Another nice feature of ToDoist that keeps me organized is that I can add due dates to each thing, and then I can easily see what out of all my various projects is due today, this week, and later on this month. Once I cross something off, it stays on the list, just in a lighter shade, until I delete it purposefully. That is perfect for me, sometimes I need to see all the steps I have taken previously in order to figure out a project. Having due dates for posts I’m writing, like this one, has helped me focus first on what needs to get done each day instead of floundering for hours, wondering what I should be doing. I’m considering that alone a huge victory because my brain fog often will not let me remember something long enough to even find a pen to write it down. Sometimes I used to spend hours looking for something I completely forgot to write down in the first place. This is much, much, much better!
Plus it’s free!
Here’s the official website:
And the Google Play store link:
I don’t mind failure, I relish in it, honestly. Without failure there would be no success, no learning and no growth.
However, just because failure doesn’t scare me, the thought of having to go through a lengthy process like applying for disability more than once is unbelievably daunting now that I am dealing with several chronic illnesses. And since I have the focus of a golden retriever puppy on a walk…
What was I saying? Oh yeah, since I completely lack all concentration whatsoever, I have had to develop some strategies for getting around my deficit. It has been about keeping it simple, being less self-conscious of my mistakes, and looking for positive reinforcement in the smallest of victories.
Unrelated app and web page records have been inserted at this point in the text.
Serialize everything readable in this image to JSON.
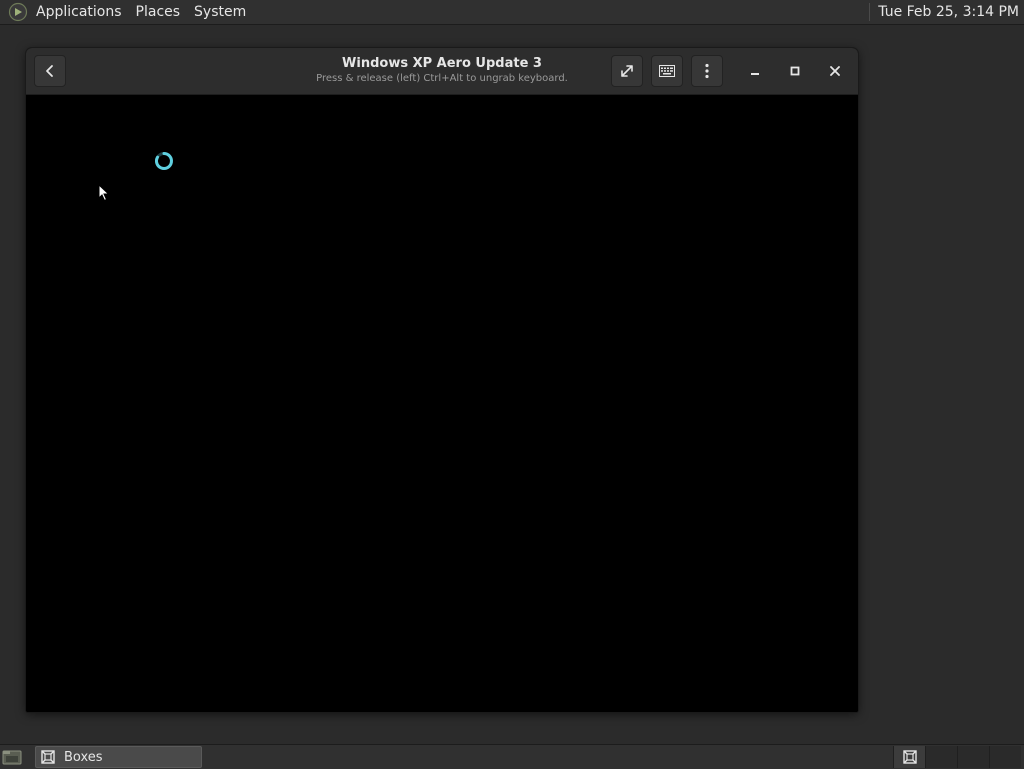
{
  "top_panel": {
    "menus": [
      "Applications",
      "Places",
      "System"
    ],
    "clock": "Tue Feb 25,  3:14 PM",
    "logo_icon": "mint-logo-icon"
  },
  "window": {
    "title": "Windows XP Aero Update 3",
    "subtitle": "Press & release (left) Ctrl+Alt to ungrab keyboard.",
    "buttons": {
      "back": "back-arrow-icon",
      "fullscreen": "fullscreen-icon",
      "keyboard": "keyboard-icon",
      "menu": "vertical-dots-icon",
      "minimize": "minimize-icon",
      "maximize": "maximize-icon",
      "close": "close-icon"
    },
    "display": {
      "spinner_color": "#5fd0e0",
      "background": "#000000"
    }
  },
  "bottom_panel": {
    "task_label": "Boxes",
    "task_icon": "boxes-icon",
    "workspaces": 4,
    "active_workspace": 1
  },
  "colors": {
    "panel": "#303030",
    "desktop": "#2b2b2b",
    "headerbar": "#2d2d2d",
    "accent": "#5fd0e0"
  }
}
That was just a list of stuff, so here are some examples: If I want to paint tomorrow, I know I can’t expect to complete a piece start to finish in one day. I have to pare down tasks into steps, or pick smaller goals now, like just sketching my idea out one day and then doing a couple coats of gesso the second day. When something turns out not quite right when I do finally get around to painting on the third day, or maybe the fourth or fifth, I just try to focus on the process more instead of the final result. Even if it turns out looking more like a muddy field than a work of art, if I can use that canvas as a learning tool for teaching myself a new technique (or how not to use a new technique), then I go ahead count it as a victory, whereas before I would have gotten mad at myself.
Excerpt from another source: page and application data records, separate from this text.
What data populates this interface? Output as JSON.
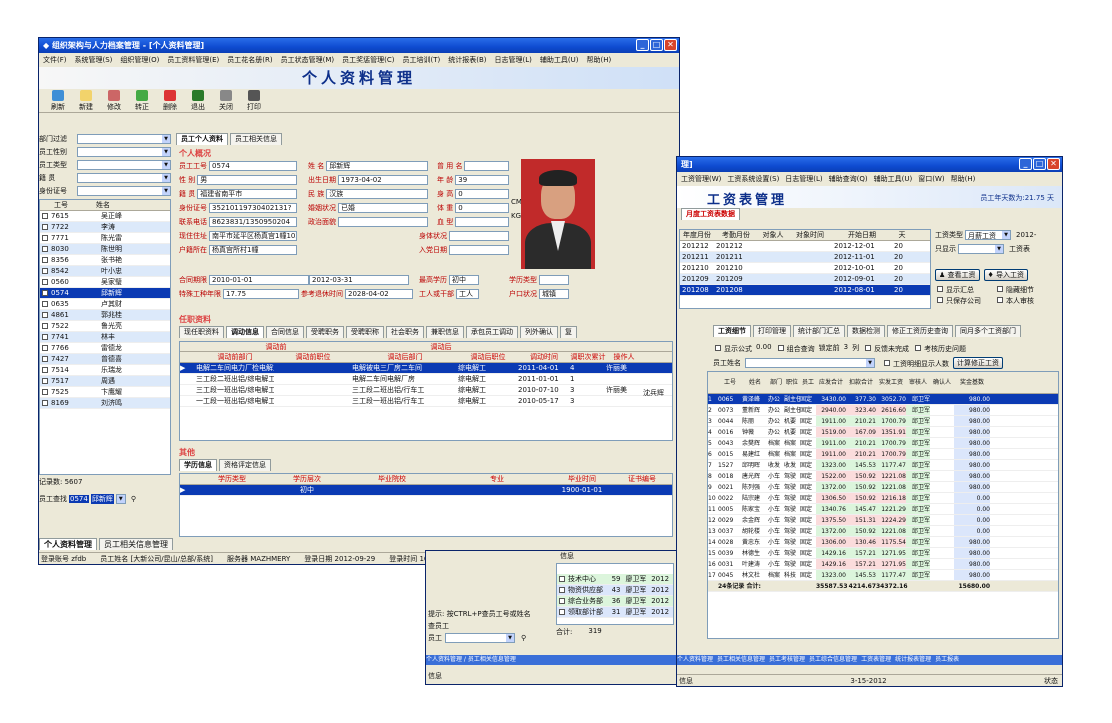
{
  "w1": {
    "title": "组织架构与人力档案管理 - [个人资料管理]",
    "menu": [
      "文件(F)",
      "系统管理(S)",
      "组织管理(O)",
      "员工资料管理(E)",
      "员工花名册(R)",
      "员工状态管理(M)",
      "员工奖惩管理(C)",
      "员工培训(T)",
      "统计报表(B)",
      "日志管理(L)",
      "辅助工具(U)",
      "帮助(H)"
    ],
    "heading": "个人资料管理",
    "toolbar": [
      "刷新",
      "新建",
      "修改",
      "转正",
      "删除",
      "退出",
      "关闭",
      "打印"
    ],
    "filters": [
      "部门过滤",
      "员工性别",
      "员工类型",
      "籍 贯",
      "身份证号"
    ],
    "list_headers": [
      "工号",
      "姓名"
    ],
    "employees": [
      [
        "7615",
        "吴正峰"
      ],
      [
        "7722",
        "李涛"
      ],
      [
        "7771",
        "陈光雷"
      ],
      [
        "8030",
        "陈世明"
      ],
      [
        "8356",
        "张书艳"
      ],
      [
        "8542",
        "叶小忠"
      ],
      [
        "0560",
        "吴家璧"
      ],
      [
        "0574",
        "邱新辉"
      ],
      [
        "0635",
        "卢其财"
      ],
      [
        "4861",
        "郭兆桂"
      ],
      [
        "7522",
        "鲁光亮"
      ],
      [
        "7741",
        "林丰"
      ],
      [
        "7766",
        "雷德龙"
      ],
      [
        "7427",
        "曾德喜"
      ],
      [
        "7514",
        "乐瑞龙"
      ],
      [
        "7517",
        "周遇"
      ],
      [
        "7525",
        "卞鹰耀"
      ],
      [
        "8169",
        "刘济鸣"
      ]
    ],
    "record_count": "记录数: 5607",
    "search_label": "员工查找",
    "search_value": "0574",
    "search_name": "邱新辉",
    "tabs": [
      "员工个人资料",
      "员工相关信息"
    ],
    "section_personal": "个人概况",
    "fields": {
      "empid": [
        "员工工号",
        "0574"
      ],
      "name": [
        "姓  名",
        "邱新辉"
      ],
      "formername": [
        "曾 用 名",
        ""
      ],
      "gender": [
        "性  别",
        "男"
      ],
      "birth": [
        "出生日期",
        "1973-04-02"
      ],
      "age": [
        "年  龄",
        "39"
      ],
      "origin": [
        "籍  贯",
        "福建省南平市"
      ],
      "nation": [
        "民  族",
        "汉族"
      ],
      "height": [
        "身  高",
        "0"
      ],
      "idno": [
        "身份证号",
        "35210119730402131?"
      ],
      "marital": [
        "婚姻状况",
        "已婚"
      ],
      "weight": [
        "体  重",
        "0"
      ],
      "phone": [
        "联系电话",
        "8623831/1350950204"
      ],
      "political": [
        "政治面貌",
        ""
      ],
      "blood": [
        "血  型",
        ""
      ],
      "address": [
        "现住住址",
        "南平市延平区杨真宫1幢102室"
      ],
      "health": [
        "身体状况",
        ""
      ],
      "hukou": [
        "户籍所在",
        "杨真宫所村1幢"
      ],
      "joindate": [
        "入党日期",
        ""
      ],
      "contract": [
        "合同期限",
        "2010-01-01",
        "2012-03-31"
      ],
      "edu": [
        "最高学历",
        "初中"
      ],
      "degree": [
        "学历类型",
        ""
      ],
      "special": [
        "特殊工种年限",
        "17.75"
      ],
      "retire": [
        "参考退休时间",
        "2028-04-02"
      ],
      "worktype": [
        "工人或干部",
        "工人"
      ],
      "hkstatus": [
        "户口状况",
        "城镇"
      ]
    },
    "units": [
      "CM",
      "KG"
    ],
    "section_job": "任职资料",
    "job_tabs": [
      "现任职资料",
      "调动信息",
      "合同信息",
      "受聘职务",
      "受聘职称",
      "社会职务",
      "兼职信息",
      "承包员工调动",
      "列外确认",
      "复"
    ],
    "transfer_headers": [
      "调动前部门",
      "调动前职位",
      "调动后部门",
      "调动后职位",
      "调动时间",
      "调职次累计月份",
      "操作人"
    ],
    "transfer_group": [
      "调动前",
      "调动后"
    ],
    "transfers": [
      [
        "电解二车间电力厂检电解工",
        "",
        "电解被电三厂房二车间",
        "综电解工",
        "2011-04-01",
        "4",
        "许丽美"
      ],
      [
        "三工段二班出铝/综电解工",
        "",
        "电解二车间电解厂房",
        "综电解工",
        "2011-01-01",
        "1",
        ""
      ],
      [
        "三工段一班出铝/综电解工",
        "",
        "三工段二班出铝/行车工",
        "综电解工",
        "2010-07-10",
        "3",
        "许丽美"
      ],
      [
        "一工段一班出铝/综电解工",
        "",
        "三工段一班出铝/行车工",
        "综电解工",
        "2010-05-17",
        "3",
        ""
      ]
    ],
    "transfer_note": "沈兵辉",
    "section_other": "其他",
    "other_tabs": [
      "学历信息",
      "资格评定信息"
    ],
    "edu_headers": [
      "学历类型",
      "学历层次",
      "毕业院校",
      "专业",
      "毕业时间",
      "证书编号"
    ],
    "edu_rows": [
      [
        "",
        "初中",
        "",
        "",
        "1900-01-01",
        ""
      ]
    ],
    "bottom_tabs": [
      "个人资料管理",
      "员工相关信息管理"
    ],
    "status": [
      "登录账号 zfdb",
      "员工姓名 [大新公司/昆山/总部/系统]",
      "服务器 MAZHMERY",
      "登录日期 2012-09-29",
      "登录时间 16:12:29",
      "现在时间 17:38:37"
    ]
  },
  "w2": {
    "title": "理]",
    "menu": [
      "工资管理(W)",
      "工资系统设置(S)",
      "日志管理(L)",
      "辅助查询(Q)",
      "辅助工具(U)",
      "窗口(W)",
      "帮助(H)"
    ],
    "heading": "工资表管理",
    "emp_count": "员工年天数为:21.75 天",
    "sub_tab": "月度工资表数据",
    "period_headers": [
      "年度月份",
      "考勤月份",
      "对象人",
      "对象时间",
      "开始日期",
      "天"
    ],
    "periods": [
      [
        "201212",
        "201212",
        "",
        "",
        "2012-12-01",
        "20"
      ],
      [
        "201211",
        "201211",
        "",
        "",
        "2012-11-01",
        "20"
      ],
      [
        "201210",
        "201210",
        "",
        "",
        "2012-10-01",
        "20"
      ],
      [
        "201209",
        "201209",
        "",
        "",
        "2012-09-01",
        "20"
      ],
      [
        "201208",
        "201208",
        "",
        "",
        "2012-08-01",
        "20"
      ]
    ],
    "right_form": {
      "type_label": "工资类型",
      "type_val": "月薪工资",
      "year_val": "2012-",
      "dept_label": "只显示",
      "query_label": "工资表"
    },
    "buttons": [
      "查看工资",
      "导入工资"
    ],
    "checks": [
      "显示汇总",
      "隐藏细节",
      "只保存公司",
      "本人审核"
    ],
    "tabs": [
      "工资细节",
      "打印管理",
      "统计部门汇总",
      "数据检测",
      "修正工资历史查询",
      "同月多个工资部门"
    ],
    "opts": [
      "显示公式",
      "组合查询",
      "锁定前",
      "列",
      "反馈未完成",
      "考核历史问题"
    ],
    "opts_vals": {
      "zoom": "0.00",
      "lock": "3"
    },
    "filter": {
      "label": "员工姓名",
      "c1": "工资明细显示人数",
      "c2": "计算修正工资"
    },
    "grid_headers": [
      "工号",
      "姓名",
      "部门",
      "职位",
      "员工类型",
      "应发合计",
      "扣款合计",
      "实发工资",
      "审核人",
      "确认人",
      "奖金基数"
    ],
    "grid": [
      [
        "0065",
        "黄泽峰",
        "办公",
        "副主任",
        "固定",
        "3430.00",
        "377.30",
        "3052.70",
        "邱卫军",
        "",
        "980.00"
      ],
      [
        "0073",
        "董新辉",
        "办公",
        "副主任",
        "固定",
        "2940.00",
        "323.40",
        "2616.60",
        "邱卫军",
        "",
        "980.00"
      ],
      [
        "0044",
        "陈丽",
        "办公",
        "机要",
        "固定",
        "1911.00",
        "210.21",
        "1700.79",
        "邱卫军",
        "",
        "980.00"
      ],
      [
        "0016",
        "钟薇",
        "办公",
        "机要",
        "固定",
        "1519.00",
        "167.09",
        "1351.91",
        "邱卫军",
        "",
        "980.00"
      ],
      [
        "0043",
        "余樊辉",
        "档案",
        "档案",
        "固定",
        "1911.00",
        "210.21",
        "1700.79",
        "邱卫军",
        "",
        "980.00"
      ],
      [
        "0015",
        "易建红",
        "档案",
        "档案",
        "固定",
        "1911.00",
        "210.21",
        "1700.79",
        "邱卫军",
        "",
        "980.00"
      ],
      [
        "1527",
        "邱明晖",
        "收发",
        "收发",
        "固定",
        "1323.00",
        "145.53",
        "1177.47",
        "邱卫军",
        "",
        "980.00"
      ],
      [
        "0018",
        "唐光辉",
        "小车",
        "驾驶",
        "固定",
        "1522.00",
        "150.92",
        "1221.08",
        "邱卫军",
        "",
        "980.00"
      ],
      [
        "0021",
        "陈列强",
        "小车",
        "驾驶",
        "固定",
        "1372.00",
        "150.92",
        "1221.08",
        "邱卫军",
        "",
        "980.00"
      ],
      [
        "0022",
        "陆宗建",
        "小车",
        "驾驶",
        "固定",
        "1306.50",
        "150.92",
        "1216.18",
        "邱卫军",
        "",
        "0.00"
      ],
      [
        "0005",
        "陈家宝",
        "小车",
        "驾驶",
        "固定",
        "1340.76",
        "145.47",
        "1221.29",
        "邱卫军",
        "",
        "0.00"
      ],
      [
        "0029",
        "余金辉",
        "小车",
        "驾驶",
        "固定",
        "1375.50",
        "151.31",
        "1224.29",
        "邱卫军",
        "",
        "0.00"
      ],
      [
        "0037",
        "胡轮楼",
        "小车",
        "驾驶",
        "固定",
        "1372.00",
        "150.92",
        "1221.08",
        "邱卫军",
        "",
        "0.00"
      ],
      [
        "0028",
        "黄忠东",
        "小车",
        "驾驶",
        "固定",
        "1306.00",
        "130.46",
        "1175.54",
        "邱卫军",
        "",
        "980.00"
      ],
      [
        "0039",
        "林德生",
        "小车",
        "驾驶",
        "固定",
        "1429.16",
        "157.21",
        "1271.95",
        "邱卫军",
        "",
        "980.00"
      ],
      [
        "0031",
        "叶建涛",
        "小车",
        "驾驶",
        "固定",
        "1429.16",
        "157.21",
        "1271.95",
        "邱卫军",
        "",
        "980.00"
      ],
      [
        "0045",
        "林文杜",
        "档案",
        "科技",
        "固定",
        "1323.00",
        "145.53",
        "1177.47",
        "邱卫军",
        "",
        "980.00"
      ]
    ],
    "total": [
      "24条记录 合计:",
      "",
      "",
      "",
      "",
      "35587.53",
      "4214.67",
      "34372.16",
      "",
      "",
      "15680.00"
    ],
    "bottom_tabs": [
      "个人资料管理",
      "员工相关信息管理",
      "员工考核管理",
      "员工综合信息管理",
      "工资表管理",
      "统计报表管理",
      "员工报表"
    ],
    "status": [
      "信息",
      "3-15-2012",
      "状态"
    ]
  },
  "w3": {
    "header": "信息",
    "rows": [
      [
        "技术中心",
        "59",
        "廖卫军",
        "2012"
      ],
      [
        "物资供应部",
        "43",
        "廖卫军",
        "2012"
      ],
      [
        "综合业务部",
        "36",
        "廖卫军",
        "2012"
      ],
      [
        "领取部计部",
        "31",
        "廖卫军",
        "2012"
      ]
    ],
    "total": [
      "合计:",
      "319"
    ],
    "hint": "提示: 按CTRL+P查员工号或姓名",
    "label": "查员工",
    "field": "员工"
  }
}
I think one of the most valuable things that being chronically ill has taught me is how to view failure as success. I have become very good at being my own inner cheerleader (see, I’m doing it right now!). There is always a silver lining, and there always has to be. Every time I find one, I win and Chronic Pain loses. It might not even seem like much at the time that I find the little shiny piece of gold in all the shit, but it is everything when I look back.
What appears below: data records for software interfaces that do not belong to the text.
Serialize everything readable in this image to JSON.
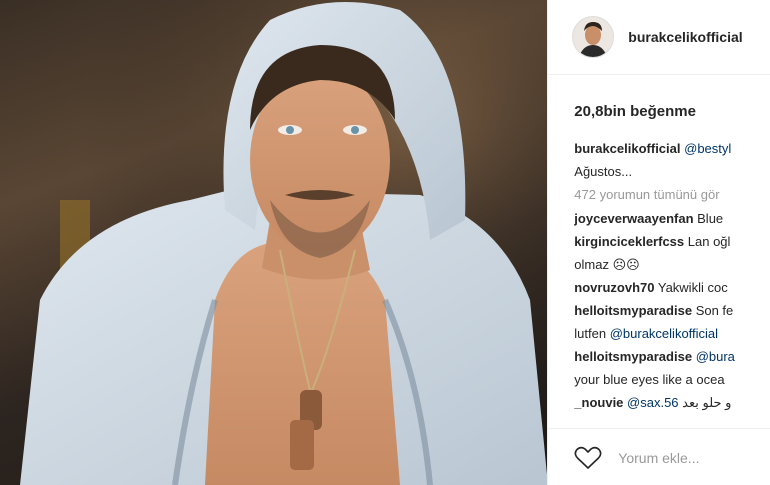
{
  "post": {
    "username": "burakcelikofficial",
    "likes": "20,8bin beğenme",
    "caption": {
      "user": "burakcelikofficial",
      "mention": "@bestyl",
      "text_line2": "Ağustos..."
    },
    "view_all": "472 yorumun tümünü gör",
    "comments": [
      {
        "user": "joyceverwaayenfan",
        "text": "Blue"
      },
      {
        "user": "kirginciceklerfcss",
        "text": "Lan oğl",
        "line2": "olmaz ☹☹"
      },
      {
        "user": "novruzovh70",
        "text": "Yakwikli coc"
      },
      {
        "user": "helloitsmyparadise",
        "text": "Son fe",
        "line2": "lutfen",
        "line2_mention": "@burakcelikofficial"
      },
      {
        "user": "helloitsmyparadise",
        "text": "",
        "mention": "@bura",
        "line2": "your blue eyes like a ocea"
      },
      {
        "user": "_nouvie",
        "mention": "@sax.56",
        "text": "و حلو بعد"
      }
    ],
    "add_comment_placeholder": "Yorum ekle..."
  },
  "colors": {
    "link": "#003569",
    "muted": "#999999",
    "text": "#262626"
  },
  "icons": {
    "like": "heart-icon"
  }
}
This year was the year of perspective and organizing my thoughts, and one of the results is that I finally decided I am not weak. I have been through too much and stayed true to myself for too long to be weak. I might be writing this in a jumbled mess of words that will hardly make sense when I go back and try to fix it up into some semblance of English tomorrow morning over coffee, but I am writing, not wallowing. I’m changing my story by choosing to find the victory in the very small. So that later I can look back and see happiness.